The Cloud is empowering but it's also a double-edged sword

Google just announced its Stradia game streaming service and its perhaps one of the best examples of how far "The Cloud" has come. Online games are nothing new but few aside from text-based games are able to reduce the client side to a "dumb terminal". Cloud computing has undoubtedly changed the way we work, consume content, and interact with services. While it's hard to deny how powerful and liberating the technology can be, it also pays to take a step back to understand that it is far from being the panacea that some advocates would have us believe.

A clouded start

What is the cloud anyway? It's one of those "geeky" terms that stump many adults or less technically inclined individuals when they first encounter it. In the beginning, it was nothing more than a marketing buzzword to sell newfangled products and services to enraptured customers. Fortunately, these days the definition has mostly settled down on some common ideas.

Truth be told, "cloud computing" really just repackages systems, technologies, and services that have existed for decades into a more marketable form. We've had servers, databases, remote storage, and the like since the earliest days of the Internet. The Cloud just makes it easier to imagine and, consequently, to sell.

The Cloud mostly involves having services, like data storage or even processing power, hosted elsewhere away from the user or customer. Sometimes, such resources are even spread out across multiple locations. In almost all cases, these services are delivered via the Internet, sometimes through an Intranet, which is both its biggest strength as well as its weakness.

On cloud 9

The technologies on which the Cloud if based on have existed for years and were even offered as products in their own right. What made the Cloud different and what made it succeed was how it took these separate pieces and bundled them together in products that customers, be it enterprise or consumers, could grasp and latch on to. It dangled the two carrots of convenience and cost-effectiveness to sell the idea and, of course, those services.

Storing copies of your files on remote computers, accessing software running elsewhere, or even just communicating via video have all been possible even before the days of the Cloud. They have, however, been almost impossible for anyone without a deep background in computers, especially Linux, to setup, much less ordinary people who just want to be able to safely store their files and access them from anywhere. Plus, the price of renting a remote server just for a single use case isn't cheap.

The Cloud did away with most of those. It offered services in piecemeal or subscription pricing, charging only for what you need or want. It simplified how users interacted with the services, using simple drag and drop operations on computers or a few taps on a phone to get things done. And while someone still has to do the dirty work of actually developing and maintaining the software that runs on the Cloud, that all happens behind the scenes.

For regular consumers, that means not having to worry about technical details they don't need to know.
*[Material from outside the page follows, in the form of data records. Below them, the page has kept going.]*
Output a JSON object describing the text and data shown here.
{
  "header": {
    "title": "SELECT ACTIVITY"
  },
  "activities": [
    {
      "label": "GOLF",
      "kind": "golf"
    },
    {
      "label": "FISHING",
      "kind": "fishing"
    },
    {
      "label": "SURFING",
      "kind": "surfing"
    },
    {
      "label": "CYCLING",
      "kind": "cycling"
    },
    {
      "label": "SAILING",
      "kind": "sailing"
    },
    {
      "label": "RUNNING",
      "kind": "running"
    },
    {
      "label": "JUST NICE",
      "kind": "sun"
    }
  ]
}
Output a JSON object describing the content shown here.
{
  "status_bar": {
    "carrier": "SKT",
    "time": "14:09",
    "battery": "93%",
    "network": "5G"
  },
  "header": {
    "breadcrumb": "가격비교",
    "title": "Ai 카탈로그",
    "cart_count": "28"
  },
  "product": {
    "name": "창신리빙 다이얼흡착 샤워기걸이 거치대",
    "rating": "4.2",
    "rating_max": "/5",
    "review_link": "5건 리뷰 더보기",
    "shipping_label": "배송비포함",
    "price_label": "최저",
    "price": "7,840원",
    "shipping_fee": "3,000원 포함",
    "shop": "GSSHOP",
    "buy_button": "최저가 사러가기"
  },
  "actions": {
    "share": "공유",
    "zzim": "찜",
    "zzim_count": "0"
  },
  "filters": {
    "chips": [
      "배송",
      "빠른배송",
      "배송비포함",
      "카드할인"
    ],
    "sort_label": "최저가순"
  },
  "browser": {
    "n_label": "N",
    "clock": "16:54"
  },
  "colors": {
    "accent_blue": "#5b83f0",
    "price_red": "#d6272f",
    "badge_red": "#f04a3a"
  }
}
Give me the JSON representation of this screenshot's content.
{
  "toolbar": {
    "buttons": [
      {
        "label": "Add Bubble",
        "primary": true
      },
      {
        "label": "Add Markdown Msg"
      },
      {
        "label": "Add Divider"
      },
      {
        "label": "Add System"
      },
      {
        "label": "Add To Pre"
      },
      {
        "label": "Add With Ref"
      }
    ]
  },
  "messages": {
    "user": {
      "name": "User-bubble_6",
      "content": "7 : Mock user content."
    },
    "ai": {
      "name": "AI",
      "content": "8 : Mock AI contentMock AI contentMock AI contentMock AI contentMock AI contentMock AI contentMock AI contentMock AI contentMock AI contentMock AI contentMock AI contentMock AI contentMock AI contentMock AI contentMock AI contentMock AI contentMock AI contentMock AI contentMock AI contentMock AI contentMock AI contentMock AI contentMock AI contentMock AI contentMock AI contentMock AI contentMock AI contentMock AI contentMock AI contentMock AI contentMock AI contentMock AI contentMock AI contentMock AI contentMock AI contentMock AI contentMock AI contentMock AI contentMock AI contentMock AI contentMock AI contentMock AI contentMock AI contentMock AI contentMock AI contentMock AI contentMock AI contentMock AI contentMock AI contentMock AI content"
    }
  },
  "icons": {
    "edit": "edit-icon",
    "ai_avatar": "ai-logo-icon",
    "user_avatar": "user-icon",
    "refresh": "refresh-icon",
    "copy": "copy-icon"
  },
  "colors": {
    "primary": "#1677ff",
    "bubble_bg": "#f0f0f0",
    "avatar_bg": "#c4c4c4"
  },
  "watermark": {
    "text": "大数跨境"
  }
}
For businesses, it means offloading the chores to companies that specialize and are paid to do that kind of work.

The Cloud has also liberated people from their desks, in both good and bad ways. They can access any file and do almost any work away from their desktops or laptops. It has also freed users from worrying about maintaining software on their own as updates and improvements are delivered behind the scenes.

Once game streaming truly takes off, gamers will no longer have to worry about not having the latest and greatest gaming machine to play on. The cloud is everywhere and you can access it from anywhere with anything as long as you have Internet access.

Cloudy with a chance of 404

That last bit is critical. The Cloud lives and dies by an Internet connection. While it offers the convenience of ubiquitous access on any device, that doesn't happen magically. You'll need an Internet connection to do so and, in some cases, a good connection at that. Yes, you can sometimes operate on files that were cached on your phone or laptop but, eventually, you'll have to sync up via the Internet.

Unfortunately, Internet access still isn't as ubiquitous or as decent everywhere as we'd hope it was by now. It is improving and the arrival of 5G is proof of that. The distribution of those improvements, however, is still unequal. And that's not yet considering Cloud services that need close to no latency, like game streaming. We're still quite far from the Cloud being something we can rely on day in and day out, no matter what.

Who's cloud is it?

There are other hidden costs to the cloud that go beyond technical considerations and the biggest one is the question of ownership. That directly comes up in relation to cloud data storage. Of course, you own your files and most services will insist on that. That might not always be the case and things can get a bit murky when it comes to services that let you post photos, stories, and more. Some are known to have sneaked in provisions that give them permission to "advertise" your content.

It might get even more convoluted when you consider the software itself. Truth be told, the software that you've been buying even way back during the day of floppy disks isn't really yours. What you've bought is simply a copy of the software and the legal permission to use it within certain limits, a.k.a. a license.

Just like with buying a book, you don't magically become the author once you buy it, but you do own a copy of it to use as you please. Legally, of course. With software that's stored and running on remote servers, there's even lesser sense of ownership, much less control. You may not have to worry about having to update them yourself but you will have to worry about no longer being able to access them in the future.

With this kind of distribution model, users are completely at the mercy of developers, publishers, and owners. They can withhold access from some users for some violation with no recourse for an appeal. They can decide to discontinue a product and take it down permanently. They may decide to withdraw from your market while still doing business in another. And in all those cases, users won't have a copy of the software they've become so dependent on.


The Cloud has completely changed the way most of us work and live. Collaboration happens via Dropbox or Google Drive. Software updates regularly happen in the background; Games will soon be playable from just web browsers.

It has definitely given people a lot of power but, ironically, it is also taking away most of their control. Just like empires, cloud services rise and fall. Internet connections can disappear in the most random ways. So when you put all your eggs in the cloud, be prepared for them to fall and break once in a while.